Such failures are much less uncommon than one would hope. In fact the literature of high consequence accidents is replete with examples of organisations failing to acknowledge, or respond in a timely manner, to clear safety challenges. From the Chernobyl period two dramatic examples come to mind: the explosion of the external fuel tank of the space shuttle orbiter Challenger (January 1986); and the loss of the British cross-channel ferry Herald of Free Enterprise (March 1987).
Challenger was destroyed on 28 January 1986 by the explosion of its external fuel tank initiated by a leak of combustion gases past the ‘O’ ring seal of the aft field joint on the starboard solid rocket motor. Erosion of this crucial seal was first experienced on the second shuttle flight in November 1981. A further ten cases of blow-by or erosion occurred in the course of the next 22 shuttle flights. The ‘O’ ring seal was classified as a non-redundant component, failure of which would result in the loss of the shuttle. Despite this, no constraint was applied to shuttle launches, and the documented concerns of technical staff at the solid rocket booster manufacturer were ignored.

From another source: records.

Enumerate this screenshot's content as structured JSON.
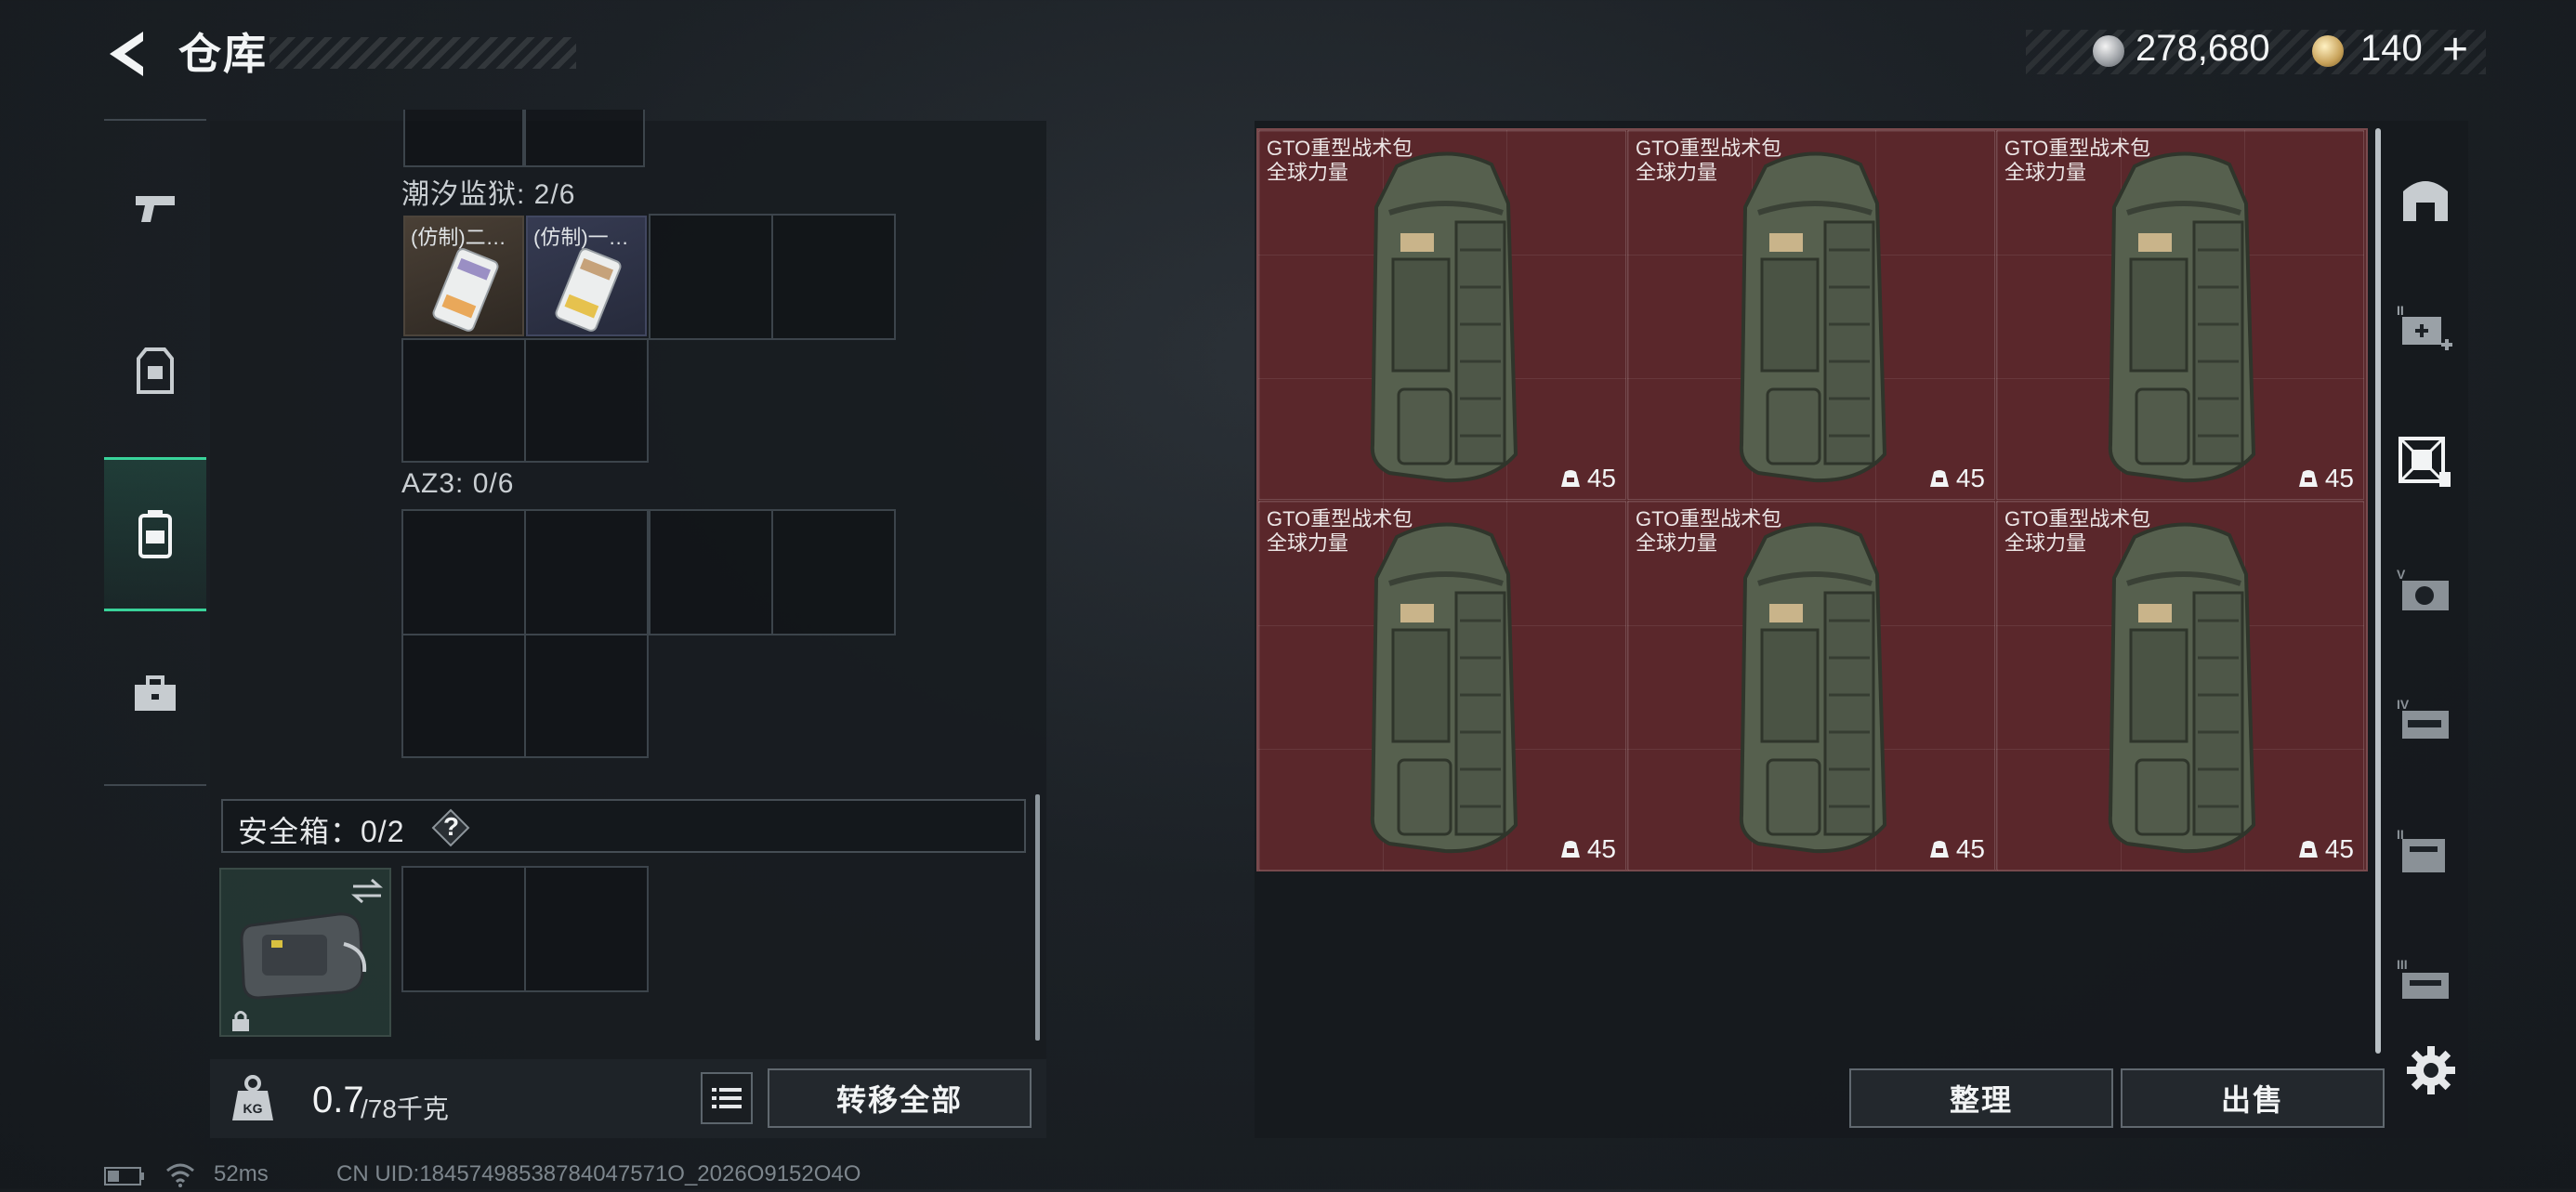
{
  "header": {
    "title": "仓库",
    "back_icon": "back-arrow-icon"
  },
  "currency": {
    "silver": {
      "icon": "silver-coin-icon",
      "value": "278,680"
    },
    "gold": {
      "icon": "gold-coin-icon",
      "value": "140",
      "add_label": "+"
    }
  },
  "left_tabs": [
    {
      "icon": "pistol-icon",
      "active": false
    },
    {
      "icon": "armor-vest-icon",
      "active": false
    },
    {
      "icon": "backpack-icon",
      "active": true
    },
    {
      "icon": "toolbox-icon",
      "active": false
    }
  ],
  "containers": {
    "tide_prison": {
      "label": "潮汐监狱: 2/6",
      "items": [
        {
          "name": "(仿制)二…",
          "icon": "keycard-icon"
        },
        {
          "name": "(仿制)一…",
          "icon": "keycard-icon"
        }
      ]
    },
    "az3": {
      "label": "AZ3: 0/6"
    }
  },
  "safebox": {
    "label": "安全箱：0/2",
    "help": "?",
    "icons": [
      "safebox-case-icon",
      "swap-icon",
      "lock-icon"
    ]
  },
  "weight": {
    "value": "0.7",
    "capacity": "/78千克",
    "icon": "kg-weight-icon"
  },
  "buttons": {
    "transfer_all": "转移全部",
    "sort": "整理",
    "sell": "出售"
  },
  "storage": {
    "items": [
      {
        "name": "GTO重型战术包",
        "sub": "全球力量",
        "count": "45"
      },
      {
        "name": "GTO重型战术包",
        "sub": "全球力量",
        "count": "45"
      },
      {
        "name": "GTO重型战术包",
        "sub": "全球力量",
        "count": "45"
      },
      {
        "name": "GTO重型战术包",
        "sub": "全球力量",
        "count": "45"
      },
      {
        "name": "GTO重型战术包",
        "sub": "全球力量",
        "count": "45"
      },
      {
        "name": "GTO重型战术包",
        "sub": "全球力量",
        "count": "45"
      }
    ],
    "colors": {
      "item_bg": "#5a272b",
      "grid_line": "#7a4a4d"
    }
  },
  "side_tabs": [
    {
      "icon": "home-stash-icon"
    },
    {
      "icon": "stash-2-add-icon",
      "roman": "II"
    },
    {
      "icon": "stash-active-icon",
      "active": true
    },
    {
      "icon": "stash-5-icon",
      "roman": "V"
    },
    {
      "icon": "stash-4-icon",
      "roman": "IV"
    },
    {
      "icon": "stash-3-icon",
      "roman": "II"
    },
    {
      "icon": "stash-1-icon",
      "roman": "III"
    }
  ],
  "status": {
    "ping": "52ms",
    "uid": "CN UID:18457498538784047571O_2026O9152O4O"
  },
  "accent": {
    "active_tab": "#39d39a"
  }
}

A total of 188 passengers and crew died when the Townsend Thoresen car ferry Herald of Free Enterprise capsized on 6 March 1987 as a result of flooding through the bow loading doors that had been left open. The wreck commissioner’s report documented numerous instances of Townsend-owned vessels putting to sea with the loading doors open, and noted that ships’ masters had drawn management’s attention to the hazard in writing and, also in writing, proposed the installation of indicator lights to show loading door status on the bridge. Senior company managers were well aware of the possibility that one of their ships would sail with her loading doors open, and were equally well aware of a sensible and simple device (indicator lights) proposed by responsible masters in 1985. No action was taken.

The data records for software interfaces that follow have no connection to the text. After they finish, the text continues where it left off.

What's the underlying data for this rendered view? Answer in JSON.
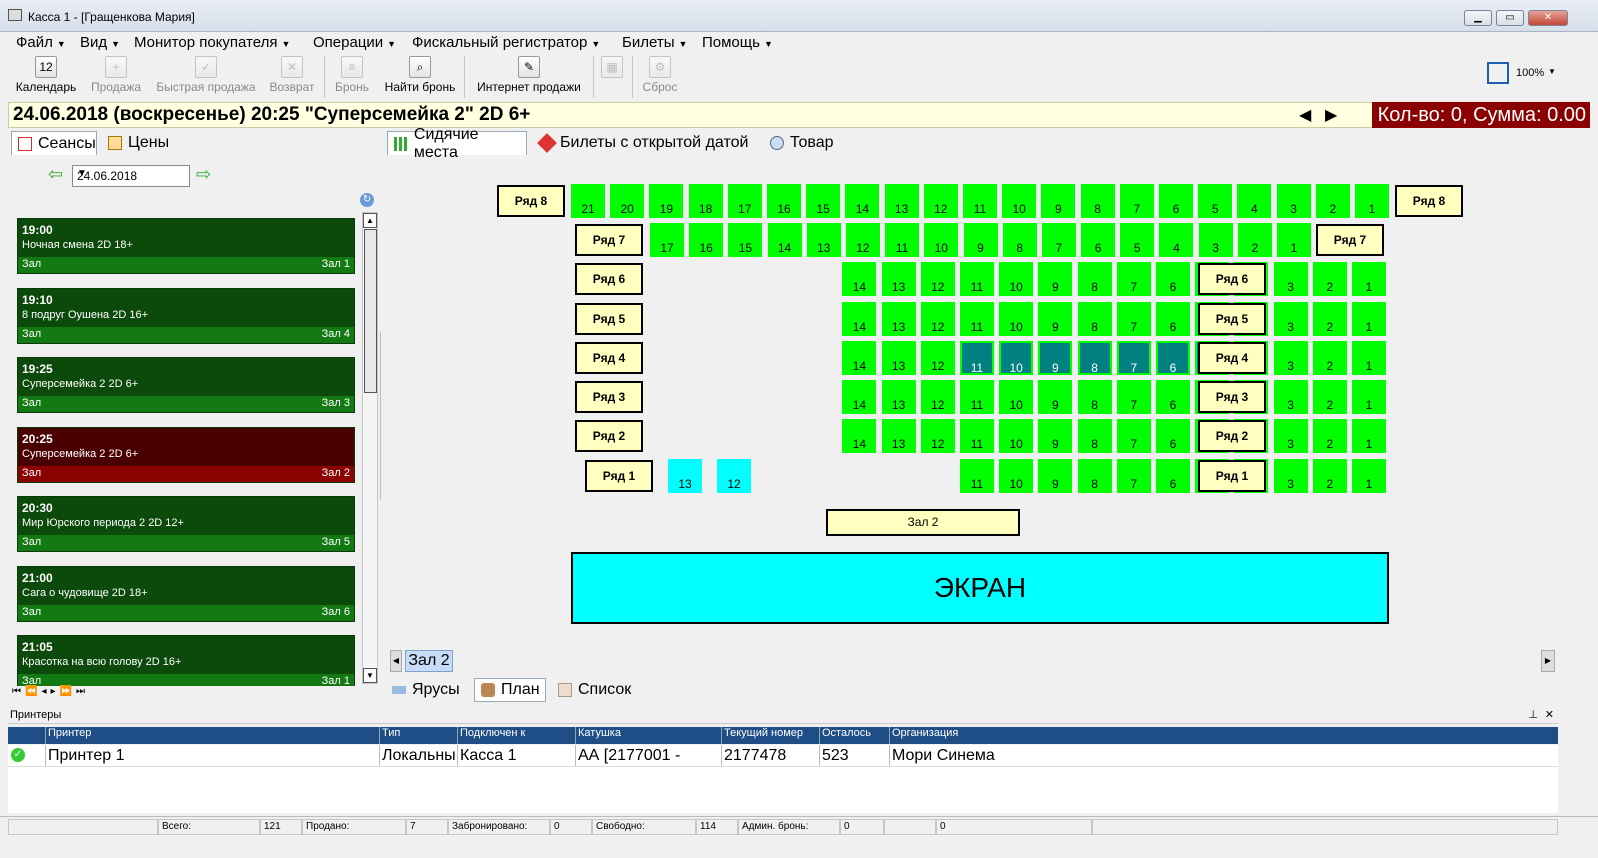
{
  "window": {
    "title": "Касса 1 - [Гращенкова Мария]",
    "minimize": "▁",
    "maximize": "▭",
    "close": "✕"
  },
  "menu": [
    "Файл",
    "Вид",
    "Монитор покупателя",
    "Операции",
    "Фискальный регистратор",
    "Билеты",
    "Помощь"
  ],
  "toolbar": {
    "calendar": "Календарь",
    "sale": "Продажа",
    "quick_sale": "Быстрая продажа",
    "refund": "Возврат",
    "booking": "Бронь",
    "find_booking": "Найти бронь",
    "internet_sales": "Интернет продажи",
    "reset": "Сброс",
    "zoom": "100%"
  },
  "info": {
    "session_title": "24.06.2018  (воскресенье) 20:25  \"Суперсемейка 2\" 2D 6+",
    "summary": "Кол-во: 0, Сумма: 0.00",
    "summary_color": "#8b0000"
  },
  "left_tabs": {
    "sessions": "Сеансы",
    "prices": "Цены"
  },
  "date": {
    "value": "24.06.2018"
  },
  "sessions": [
    {
      "time": "19:00",
      "film": "Ночная смена  2D 18+",
      "hall_label": "Зал",
      "hall": "Зал 1",
      "state": "normal"
    },
    {
      "time": "19:10",
      "film": "8 подруг Оушена  2D 16+",
      "hall_label": "Зал",
      "hall": "Зал 4",
      "state": "normal"
    },
    {
      "time": "19:25",
      "film": "Суперсемейка 2 2D 6+",
      "hall_label": "Зал",
      "hall": "Зал 3",
      "state": "normal"
    },
    {
      "time": "20:25",
      "film": "Суперсемейка 2 2D 6+",
      "hall_label": "Зал",
      "hall": "Зал 2",
      "state": "selected"
    },
    {
      "time": "20:30",
      "film": "Мир Юрского периода 2  2D 12+",
      "hall_label": "Зал",
      "hall": "Зал 5",
      "state": "normal"
    },
    {
      "time": "21:00",
      "film": "Сага о чудовище 2D 18+",
      "hall_label": "Зал",
      "hall": "Зал 6",
      "state": "normal"
    },
    {
      "time": "21:05",
      "film": "Красотка на всю голову  2D 16+",
      "hall_label": "Зал",
      "hall": "Зал 1",
      "state": "normal"
    }
  ],
  "right_tabs": {
    "seats": "Сидячие места",
    "open_date": "Билеты с открытой датой",
    "goods": "Товар"
  },
  "hall": {
    "rows": [
      {
        "label": "Ряд 8",
        "seats": [
          21,
          20,
          19,
          18,
          17,
          16,
          15,
          14,
          13,
          12,
          11,
          10,
          9,
          8,
          7,
          6,
          5,
          4,
          3,
          2,
          1
        ],
        "sold": [],
        "booked": []
      },
      {
        "label": "Ряд 7",
        "seats": [
          17,
          16,
          15,
          14,
          13,
          12,
          11,
          10,
          9,
          8,
          7,
          6,
          5,
          4,
          3,
          2,
          1
        ],
        "sold": [],
        "booked": []
      },
      {
        "label": "Ряд 6",
        "seats": [
          14,
          13,
          12,
          11,
          10,
          9,
          8,
          7,
          6,
          5,
          4,
          3,
          2,
          1
        ],
        "sold": [],
        "booked": []
      },
      {
        "label": "Ряд 5",
        "seats": [
          14,
          13,
          12,
          11,
          10,
          9,
          8,
          7,
          6,
          5,
          4,
          3,
          2,
          1
        ],
        "sold": [],
        "booked": []
      },
      {
        "label": "Ряд 4",
        "seats": [
          14,
          13,
          12,
          11,
          10,
          9,
          8,
          7,
          6,
          5,
          4,
          3,
          2,
          1
        ],
        "sold": [
          11,
          10,
          9,
          8,
          7,
          6,
          5
        ],
        "booked": []
      },
      {
        "label": "Ряд 3",
        "seats": [
          14,
          13,
          12,
          11,
          10,
          9,
          8,
          7,
          6,
          5,
          4,
          3,
          2,
          1
        ],
        "sold": [],
        "booked": []
      },
      {
        "label": "Ряд 2",
        "seats": [
          14,
          13,
          12,
          11,
          10,
          9,
          8,
          7,
          6,
          5,
          4,
          3,
          2,
          1
        ],
        "sold": [],
        "booked": []
      },
      {
        "label": "Ряд 1",
        "seats": [
          13,
          12,
          11,
          10,
          9,
          8,
          7,
          6,
          5,
          4,
          3,
          2,
          1
        ],
        "sold": [],
        "booked": [
          13,
          12
        ]
      }
    ],
    "name": "Зал 2",
    "screen": "ЭКРАН",
    "colors": {
      "free": "#00ff00",
      "sold": "#008080",
      "booked": "#00ffff"
    }
  },
  "hall_tab": "Зал 2",
  "view_tabs": {
    "tiers": "Ярусы",
    "plan": "План",
    "list": "Список"
  },
  "printers": {
    "panel_title": "Принтеры",
    "columns": [
      "Принтер",
      "Тип",
      "Подключен к",
      "Катушка",
      "Текущий номер",
      "Осталось",
      "Организация"
    ],
    "row": [
      "Принтер 1",
      "Локальны",
      "Касса 1",
      "АА [2177001 -",
      "2177478",
      "523",
      "Мори Синема"
    ]
  },
  "status": {
    "total_label": "Всего:",
    "total": "121",
    "sold_label": "Продано:",
    "sold": "7",
    "booked_label": "Забронировано:",
    "booked": "0",
    "free_label": "Свободно:",
    "free": "114",
    "admin_label": "Админ. бронь:",
    "admin": "0",
    "extra": "0"
  }
}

The reasons for inaction in these two cases were different. In the case of the shuttle a very strong production imperative (keeping to the launch schedule) combined with a lack of clear understanding of the technical safety envelope (mistaken belief that the ‘O’ ring seal was a redundant system and an inflated idea of shuttle reliability). In the case of the Herald it was a complete lack of any sense of responsibility on the part of the board of directors for safe management of their vessels.
In the case of Chernobyl it is clear that the production imperative was a major influence, and it is reasonable to infer that there also existed a lack of understanding of the technical safety envelope, significantly fostered by the failure to communicate design vulnerabilities. In addition, it could be that there existed an inflated idea of the safety and reliability of the RBMK reactor at the operational level, perhaps attributable to an encouraging performance history.
But whatever the varying rationales, all three events have this in common: ‘human errors’ were made by senior people in all three organisations. These errors served to set the stage for the accidents that were to follow.
Based on an extract from the 2nd edition of Reactor Accidents by David Mosey, published by Nuclear Engineering International.